> **PROBLEM TO SOLVE**:
In the data, find each line where the word "this" appears and list that line.

> **LISTED ENTRIES**:
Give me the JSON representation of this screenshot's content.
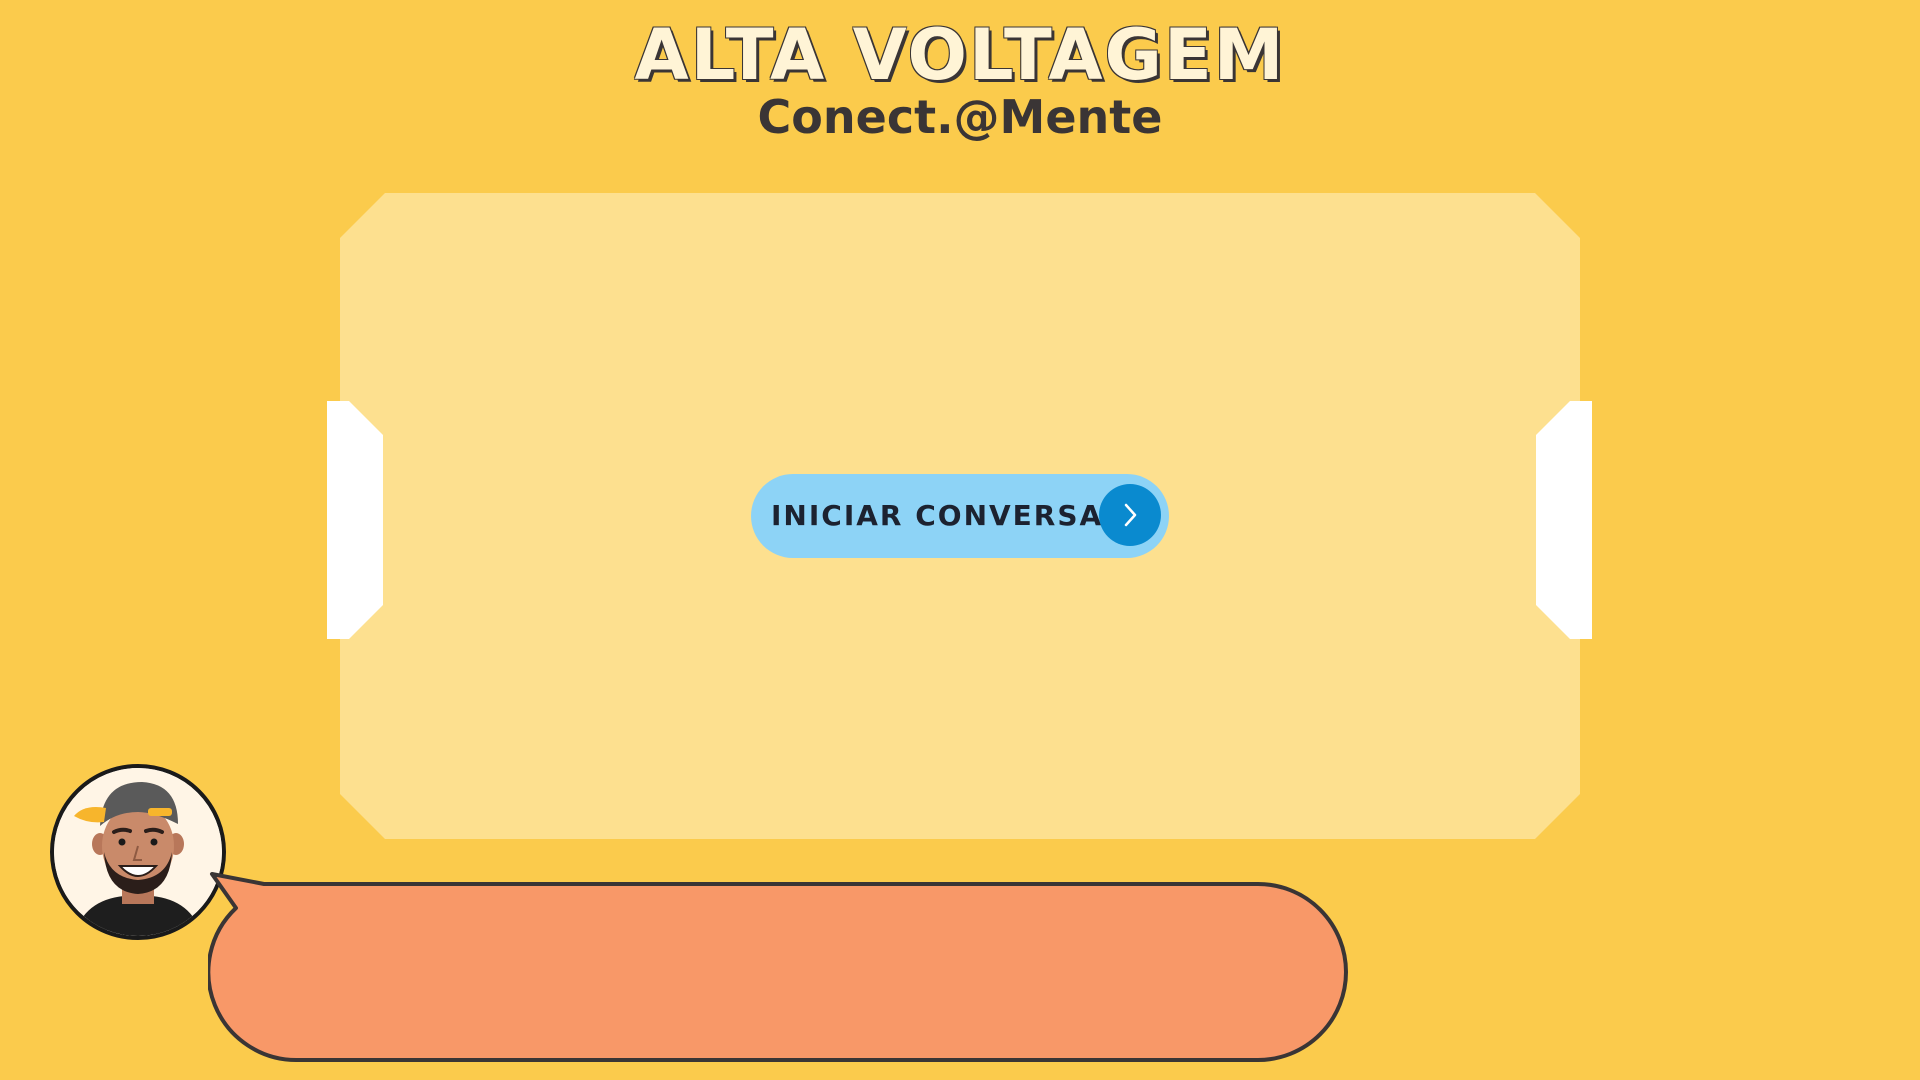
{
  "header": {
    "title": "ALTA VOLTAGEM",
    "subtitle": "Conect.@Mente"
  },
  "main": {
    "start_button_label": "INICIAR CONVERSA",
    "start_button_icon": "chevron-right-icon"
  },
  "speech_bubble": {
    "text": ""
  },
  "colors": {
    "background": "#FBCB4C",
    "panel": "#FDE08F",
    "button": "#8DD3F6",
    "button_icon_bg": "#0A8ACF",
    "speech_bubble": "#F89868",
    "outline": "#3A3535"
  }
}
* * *
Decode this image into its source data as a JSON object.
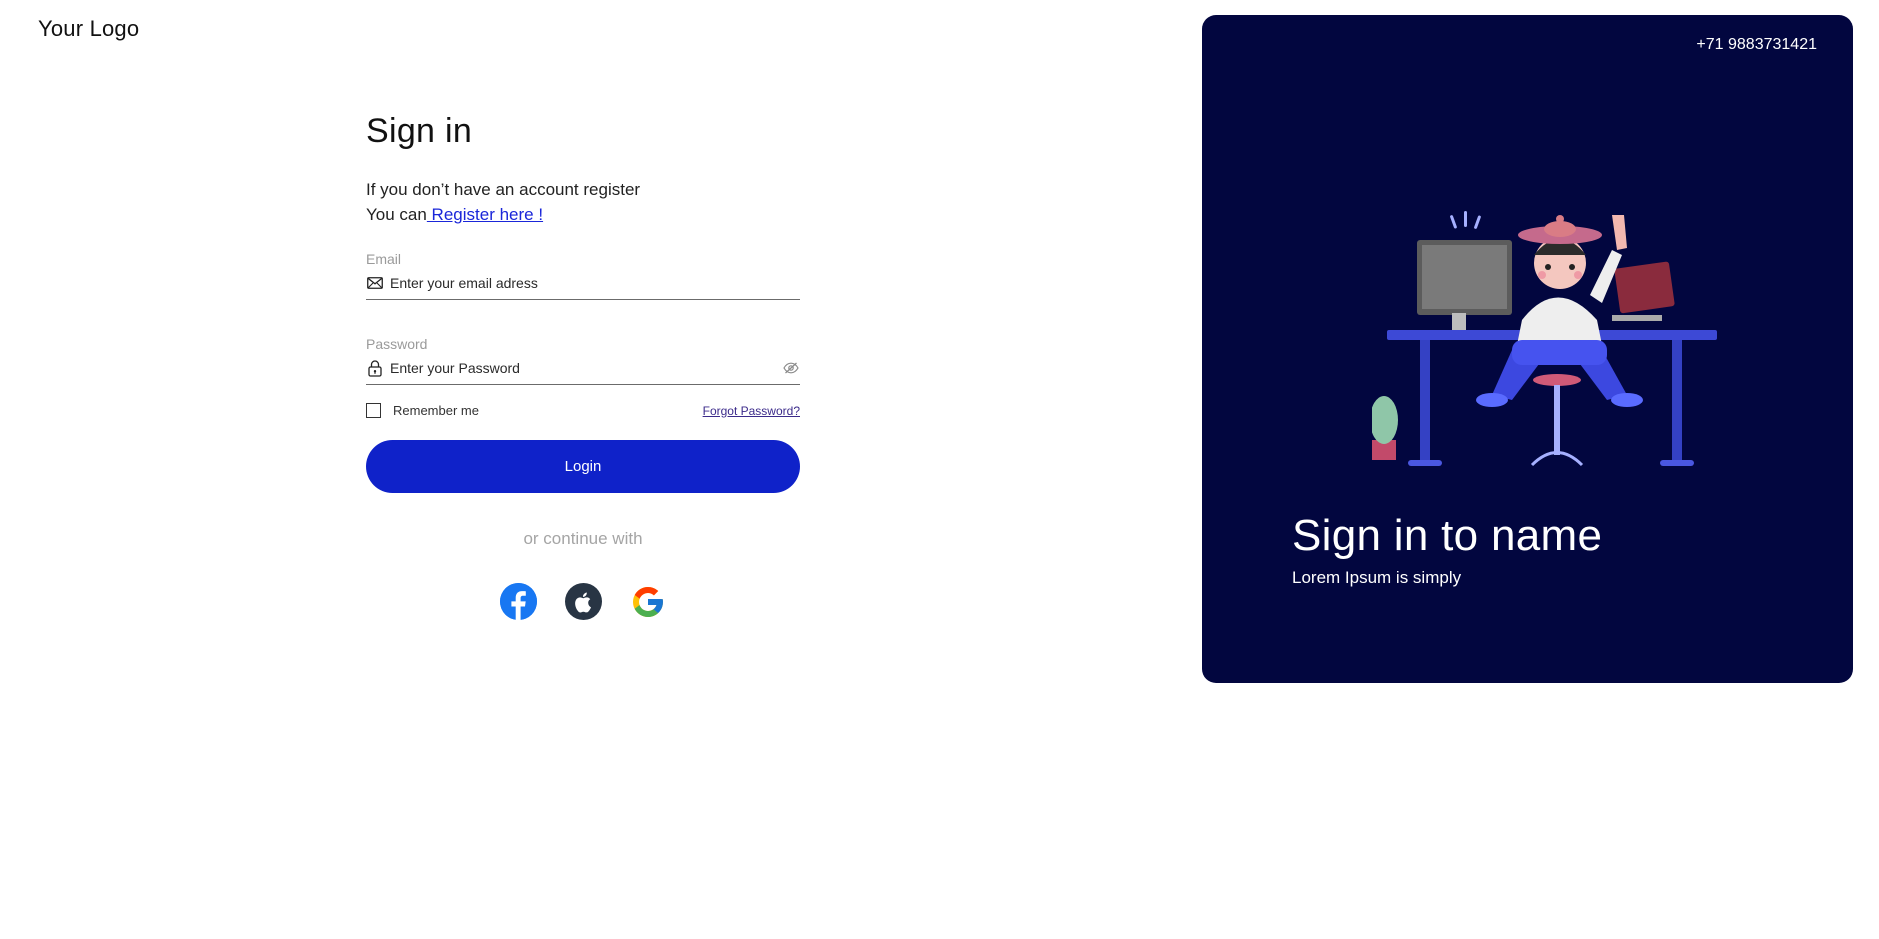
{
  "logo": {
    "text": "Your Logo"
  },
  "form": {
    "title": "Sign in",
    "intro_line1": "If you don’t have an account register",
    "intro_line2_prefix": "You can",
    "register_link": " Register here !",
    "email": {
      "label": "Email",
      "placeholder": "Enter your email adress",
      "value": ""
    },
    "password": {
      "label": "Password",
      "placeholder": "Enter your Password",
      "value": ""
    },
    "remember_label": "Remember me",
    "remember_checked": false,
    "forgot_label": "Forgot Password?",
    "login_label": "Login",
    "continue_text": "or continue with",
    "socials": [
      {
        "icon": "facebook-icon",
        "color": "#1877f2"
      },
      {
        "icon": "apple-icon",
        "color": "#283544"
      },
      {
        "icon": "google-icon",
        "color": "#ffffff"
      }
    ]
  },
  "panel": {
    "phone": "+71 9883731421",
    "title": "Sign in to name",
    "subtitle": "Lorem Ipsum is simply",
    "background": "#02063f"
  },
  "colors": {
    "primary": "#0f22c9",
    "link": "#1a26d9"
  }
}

> **SOLUTION TO THE PROBLEM**:
Give me the JSON representation of this screenshot's content.
Decode this image into its source data as a JSON object.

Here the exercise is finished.